Last week, Francis called our bluff as he appeared to take us at our word. Over and over, he asked us — the ones who like to pretend we have it all together — to pray for him, while he showered love, blessings and words of comfort on the ones who couldn’t pretend to have it together if they tried.
This isn’t a story of the prodigal son and his elder brother. I don’t begrudge the needy the very deserved attention they received from our Holy Father last week, and I’ve never claimed to be a perfect Catholic, or even a particularly good one. At no point did I want to deny the marginalized the feast Pope Francis offered them.
No, if there’s a Bible story that applies to my conflicted feelings about last week, it’s the one about the rich young man who approached Jesus and asked “What must I do to follow you?” Jesus told him to sell all his possessions, give the money to the poor, and then follow him … in other words, abandon the entire identity he’d built up as an independent, successful young man and take his place among the marginalized. Ultimately, the young man found the cost too high.

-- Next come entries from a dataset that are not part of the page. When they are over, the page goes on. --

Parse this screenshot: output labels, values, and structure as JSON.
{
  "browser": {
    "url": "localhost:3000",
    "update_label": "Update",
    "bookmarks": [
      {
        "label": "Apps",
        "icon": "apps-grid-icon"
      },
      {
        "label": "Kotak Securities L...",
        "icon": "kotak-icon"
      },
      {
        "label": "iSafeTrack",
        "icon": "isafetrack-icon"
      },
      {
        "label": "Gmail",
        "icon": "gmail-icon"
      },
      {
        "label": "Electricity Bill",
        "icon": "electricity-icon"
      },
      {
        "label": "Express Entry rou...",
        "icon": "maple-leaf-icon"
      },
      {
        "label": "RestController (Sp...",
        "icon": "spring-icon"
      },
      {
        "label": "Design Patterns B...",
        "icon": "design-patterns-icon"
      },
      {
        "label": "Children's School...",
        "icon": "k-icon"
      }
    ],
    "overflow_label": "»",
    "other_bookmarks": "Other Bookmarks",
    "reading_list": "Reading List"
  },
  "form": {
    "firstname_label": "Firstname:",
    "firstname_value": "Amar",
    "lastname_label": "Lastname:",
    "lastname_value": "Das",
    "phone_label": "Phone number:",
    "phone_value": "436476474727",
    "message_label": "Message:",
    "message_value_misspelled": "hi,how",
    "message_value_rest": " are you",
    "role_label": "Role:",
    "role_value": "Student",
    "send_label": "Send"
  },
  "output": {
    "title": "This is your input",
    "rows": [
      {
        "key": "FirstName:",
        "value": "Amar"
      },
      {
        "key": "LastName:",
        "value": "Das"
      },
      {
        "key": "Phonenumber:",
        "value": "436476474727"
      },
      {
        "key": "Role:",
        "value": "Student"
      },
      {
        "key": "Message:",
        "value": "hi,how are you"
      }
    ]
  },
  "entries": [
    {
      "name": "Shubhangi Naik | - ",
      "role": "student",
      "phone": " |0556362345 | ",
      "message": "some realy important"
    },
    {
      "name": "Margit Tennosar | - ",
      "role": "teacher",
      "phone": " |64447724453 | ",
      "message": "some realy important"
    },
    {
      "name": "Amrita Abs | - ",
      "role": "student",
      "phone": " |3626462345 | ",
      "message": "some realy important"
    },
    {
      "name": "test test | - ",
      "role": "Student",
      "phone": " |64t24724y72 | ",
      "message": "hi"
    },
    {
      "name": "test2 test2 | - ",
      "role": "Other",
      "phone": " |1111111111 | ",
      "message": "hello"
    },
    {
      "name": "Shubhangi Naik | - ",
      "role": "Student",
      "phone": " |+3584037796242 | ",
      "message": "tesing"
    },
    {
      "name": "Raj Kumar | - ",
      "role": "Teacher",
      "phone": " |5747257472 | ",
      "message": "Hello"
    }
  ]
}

As Francis challenges us to embrace our brotherhood with society’s “untouchables,” how will we react?
For my part, I’ve realized that on the inside, I’m not that different than many of the people on the fringe, I’m just better at hiding it. (I thank God for a friend who reminded me as I was writing this piece that Jesus, unlike Francis, can see the heart.) Now, I’m wondering if hiding my many weaknesses behind protective walls is such a good thing, after all. Maybe it’s time for me to start revealing my own brokenness to the world … if not all at once, then bit by bit, until the barriers between myself and mercy — and myself and my spiritual brothers and sisters — crumble away with the rest of my sinful pride.